For some silly reason, it nearly brought tears to my eyes to hear his very kind and earnest words to his former student. Right then it was almost as if a veil fell away in my mind concerning the importance of art in peoples' lives. I could suddenly see things differently. And as I've been more aware of art the past few years, and have done some reading about it.......I've learned that inspirations that come to artists are almost like prophecy.....they lead the way into new vistas for the world and humanity. That may sound impossibly dreamy, but I believe it. Creativity and inspiration come from somewhere outside of this world.

My daughter was hired by a large high school, where there are four other art teachers, thus she's experienced excellent mentoring early in her teaching career. She also retains her interest in sports, coaching girls' basketball, track, and cross-country. I'm very proud of her and happy for her.......she's able to put both sides of her brain to use! She married a business teacher/coach, who is now an athletic director; they add up to one very busy young couple. (After listening to my son-in-law describe his duties as an athletic/activities director, I tell him he's basically the "Mom" of the school district. He agrees that's an apt comparison.)

Now I need to talk a bit about the painting included in this post. As stated above, it is entitled "The Prairie is My Garden" and was done by Harvey Thomas Dunn (1884-1952). I bought a postcard with this painting pictured on it at the Corn Palace in Mitchell, South Dakota, in the summer of 1975, when I was there with my parents and siblings. Here's the information printed on the back of the postcard: "This painting portrays the Dakota pioneer woman's determination to cope with the harsh elements of the prairie, and her love for the beauty of the land. From the Collection of the South Dakota Memorial Art Center, Brookings, SD; gift of Edgar M. Soreng."

Do art everyday.........including today!!


Anonymous said...

Great Post! Funny how our kids' lives turn in directions we hadn't thought of. My oldest is studying graphic design. Who knew?

Love the postcard/pic.

Sherry said...

Excellent post Jeannelle, and lovely picture as well. I firmly believe that part of our humanness is the need and desire to be creative, and indeed we need to respond to this every day, in some small way. The trick is to give attention to things I think. It takes a bit more time, but doesn't the meal have that special flare when you add a bit of fresh parsley? We are all roaming in pursuit of what inspires us to make something that reflects us!
Thanks for reminding us all!

Mary Connealy said...

This was beautiful, Jeanelle. And very wise.
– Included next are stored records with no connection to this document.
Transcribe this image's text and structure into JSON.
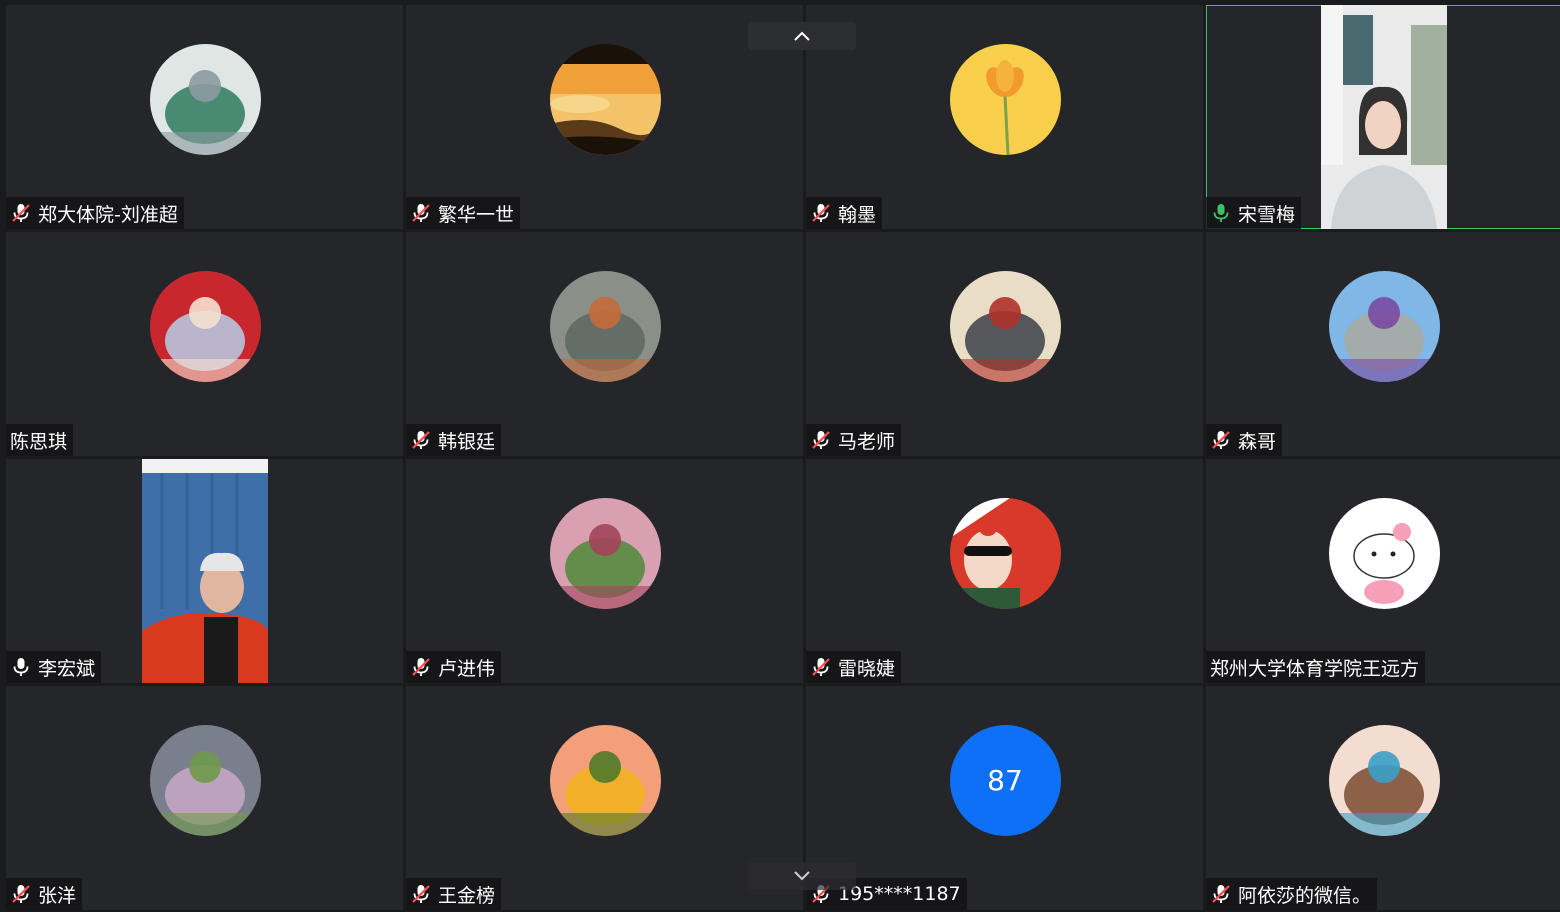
{
  "participants": [
    {
      "name": "郑大体院-刘准超",
      "mic": "muted",
      "display": "avatar",
      "avatar_icon": "person-in-snow-photo",
      "colors": [
        "#dfe6e3",
        "#2f7a5e",
        "#8a9aa0"
      ]
    },
    {
      "name": "繁华一世",
      "mic": "muted",
      "display": "avatar",
      "avatar_icon": "sunset-cloud-sea-photo",
      "colors": [
        "#f0a13a",
        "#5a3a18",
        "#1a1208"
      ]
    },
    {
      "name": "翰墨",
      "mic": "muted",
      "display": "avatar",
      "avatar_icon": "yellow-flower-photo",
      "colors": [
        "#f7cf4a",
        "#f29a2e",
        "#7fa04a"
      ]
    },
    {
      "name": "宋雪梅",
      "mic": "on",
      "display": "video",
      "avatar_icon": "woman-video-feed",
      "colors": [
        "#eaeaea",
        "#cfd3d6",
        "#1e1e1e"
      ]
    },
    {
      "name": "陈思琪",
      "mic": "none",
      "display": "avatar",
      "avatar_icon": "girl-red-wall-photo",
      "colors": [
        "#c8282d",
        "#b9cdea",
        "#f5e0d0"
      ]
    },
    {
      "name": "韩银廷",
      "mic": "muted",
      "display": "avatar",
      "avatar_icon": "pond-fish-photo",
      "colors": [
        "#8a8f88",
        "#5e6960",
        "#c46a3a"
      ]
    },
    {
      "name": "马老师",
      "mic": "muted",
      "display": "avatar",
      "avatar_icon": "man-speaking-photo",
      "colors": [
        "#e9ddc6",
        "#3c3f48",
        "#b0322a"
      ]
    },
    {
      "name": "森哥",
      "mic": "muted",
      "display": "avatar",
      "avatar_icon": "man-mountain-photo",
      "colors": [
        "#7fb7e6",
        "#a9a9a0",
        "#7a4aa0"
      ]
    },
    {
      "name": "李宏斌",
      "mic": "unmuted",
      "display": "video",
      "avatar_icon": "man-video-feed",
      "colors": [
        "#3e6fa8",
        "#d8391f",
        "#1a1a1a"
      ]
    },
    {
      "name": "卢进伟",
      "mic": "muted",
      "display": "avatar",
      "avatar_icon": "blossom-trees-photo",
      "colors": [
        "#d9a0b2",
        "#4f8a3a",
        "#a3445a"
      ]
    },
    {
      "name": "雷晓婕",
      "mic": "muted",
      "display": "avatar",
      "avatar_icon": "cartoon-girl-sunglasses",
      "colors": [
        "#d8392b",
        "#ffffff",
        "#2e5a3a"
      ]
    },
    {
      "name": "郑州大学体育学院王远方",
      "mic": "none",
      "display": "avatar",
      "avatar_icon": "hello-kitty-avatar",
      "colors": [
        "#ffffff",
        "#f5a0b8",
        "#222222"
      ]
    },
    {
      "name": "张洋",
      "mic": "muted",
      "display": "avatar",
      "avatar_icon": "flower-field-landscape-photo",
      "colors": [
        "#7a7f8e",
        "#c9a8c8",
        "#6f9a4a"
      ]
    },
    {
      "name": "王金榜",
      "mic": "muted",
      "display": "avatar",
      "avatar_icon": "sunflower-sunset-photo",
      "colors": [
        "#f3a07a",
        "#f2b31c",
        "#4f7a2a"
      ]
    },
    {
      "name": "195****1187",
      "mic": "muted",
      "display": "initials",
      "initials": "87",
      "avatar_icon": "initials-avatar",
      "colors": [
        "#0e6ff7",
        "#ffffff",
        "#0e6ff7"
      ]
    },
    {
      "name": "阿依莎的微信。",
      "mic": "muted",
      "display": "avatar",
      "avatar_icon": "anime-girl-avatar",
      "colors": [
        "#f3dcd0",
        "#7a4a30",
        "#3aa0c8"
      ]
    }
  ],
  "nav": {
    "up_icon": "chevron-up-icon",
    "down_icon": "chevron-down-icon"
  },
  "theme": {
    "active_speaker_border": "#3fbf6a",
    "mic_muted": "#ff4d4f",
    "mic_on": "#3fbf6a",
    "tile_bg": "#25262a"
  }
}
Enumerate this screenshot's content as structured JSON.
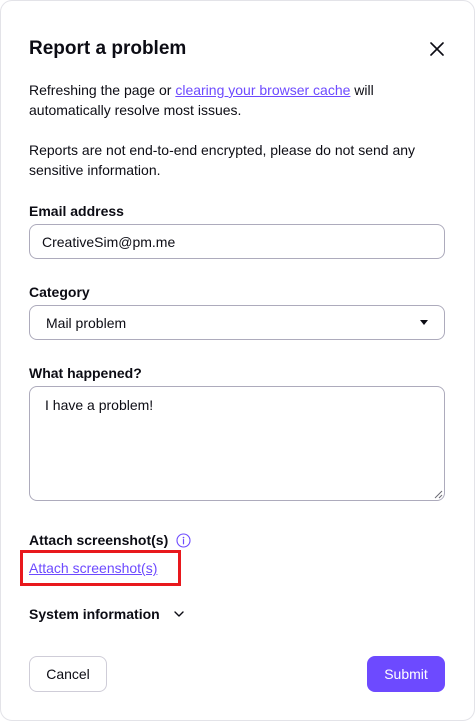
{
  "dialog": {
    "title": "Report a problem",
    "close_icon": "close-icon"
  },
  "intro": {
    "text_before": "Refreshing the page or ",
    "link_text": "clearing your browser cache",
    "text_after": " will automatically resolve most issues."
  },
  "warning": {
    "text": "Reports are not end-to-end encrypted, please do not send any sensitive information."
  },
  "email": {
    "label": "Email address",
    "value": "CreativeSim@pm.me"
  },
  "category": {
    "label": "Category",
    "selected": "Mail problem",
    "icon": "caret-down-icon"
  },
  "description": {
    "label": "What happened?",
    "value": "I have a problem!"
  },
  "attachments": {
    "label": "Attach screenshot(s)",
    "info_icon": "info-icon",
    "link_text": "Attach screenshot(s)"
  },
  "system_info": {
    "label": "System information",
    "icon": "chevron-down-icon"
  },
  "actions": {
    "cancel_label": "Cancel",
    "submit_label": "Submit"
  },
  "colors": {
    "accent": "#6d4aff",
    "highlight": "#e8181d",
    "border": "#adabbc",
    "text": "#0c0c14"
  }
}
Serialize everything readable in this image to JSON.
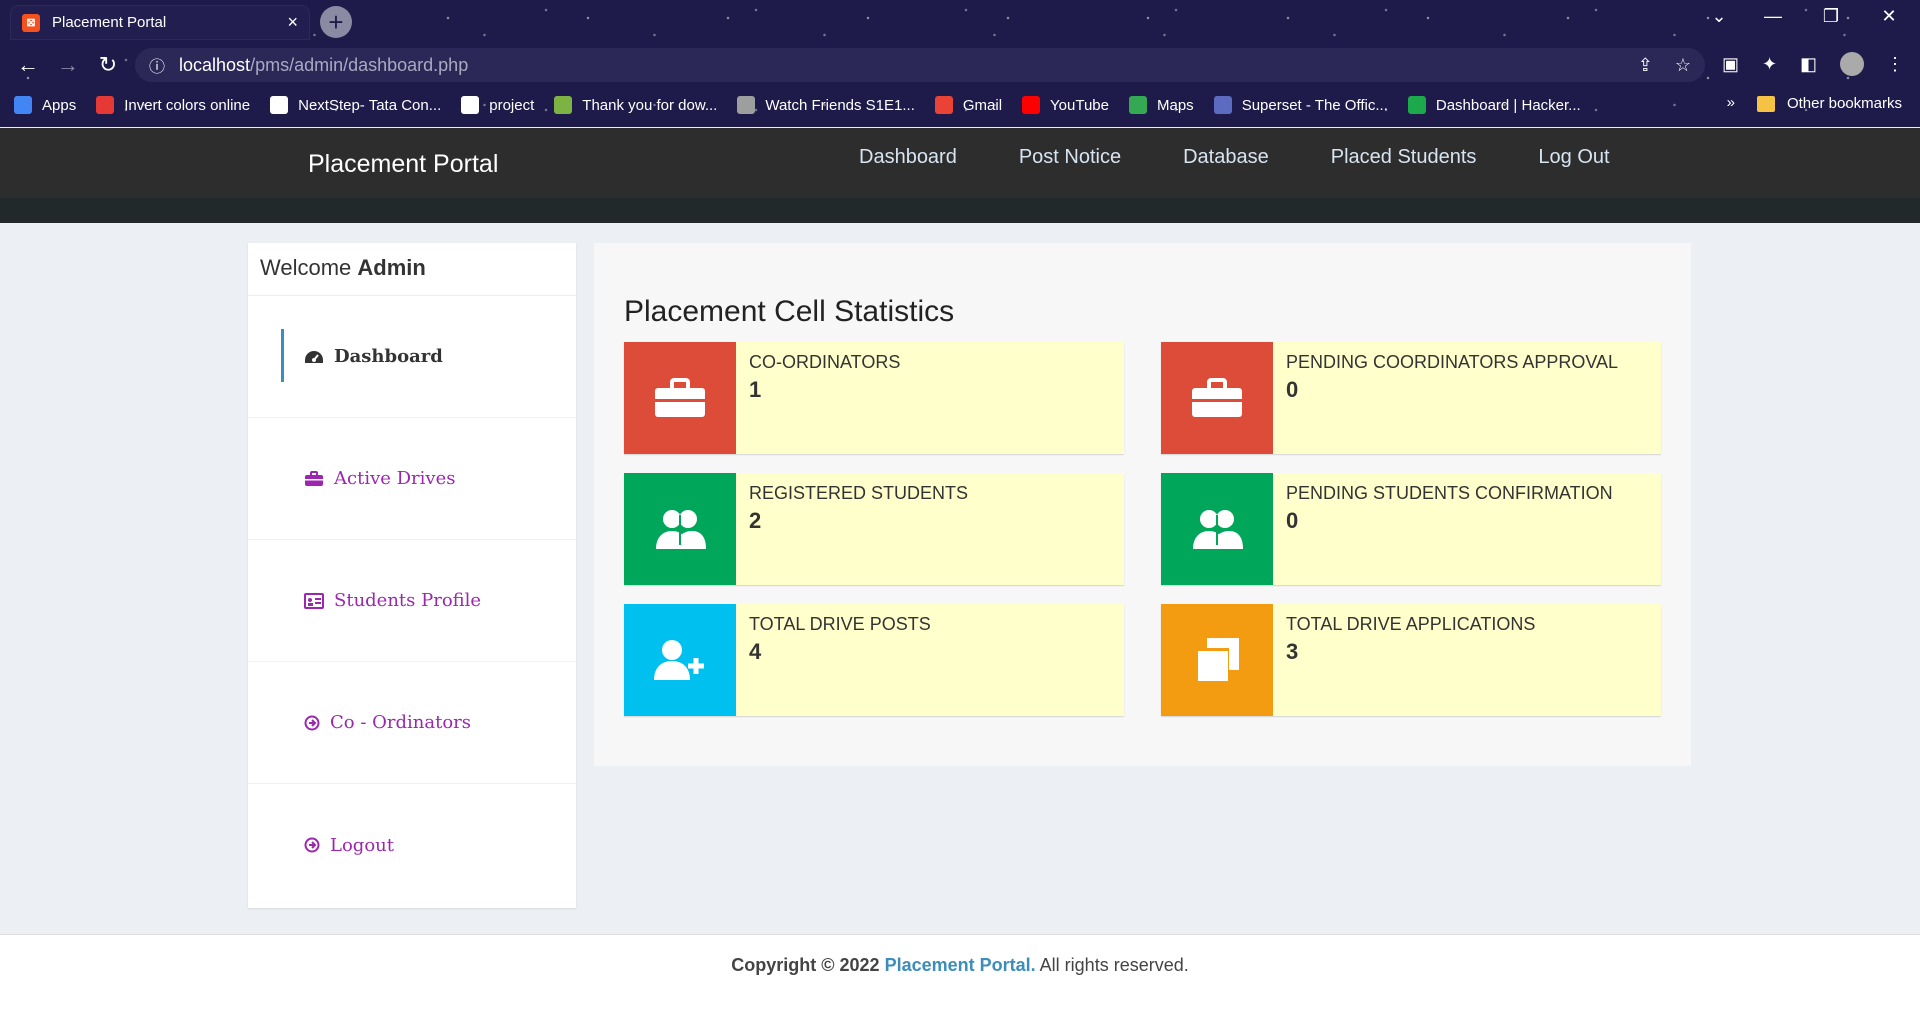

I enjoyed it.

I was in the Corn Palace in Mitchell SD in the summer of...probably 1973. We only missed each other by two years. :)

Jeannelle said...

Thanks for reading and commenting!


Yes, how right you are, we change and learn much due to our kids turning out to be their own selves. One of the scariest things about parenting is knowing you're influencing a child by what you say and do as their parent. I want my kids to be themselves.



I like what you said about giving attention to things. I recently read an article about "mindfulness".....being truly in the moment, looking deeply at what is going on in the present, instead of always being obsessed with past or future. I think mindfulness is part of what it takes to allow creativity and inspiration to work in us.



Thanks for your kind words.

The Corn Palace is a cool place, although kind of corny!

Mary Connealy said...

You had to say that, right?

Who can resist. :)

Country Girl said...

Jeannelle, I love your post about art. My son is studying what I consider a form of art and that is architecture. He's actually working for a few years and then will be returning to school for his masters degree.
You do practice art every day, you know, as I do. We take photographs.

Love your painting.

Jeannelle said...

Country Girl,

Your son has high goals. Good for him! You must be very proud.

Sempringham said...


Country Girl is right. You practice your art every day you take photographs.

When I take photographs, I'm practicing, too. Maybe practicing futility, though. A thoughtful post.

Jeannelle said...


Thank you for your kind words. Its good that you have perception of yourself practicing art, too.

Though...."vanity, vanity, all is vanity", we still need to do our art!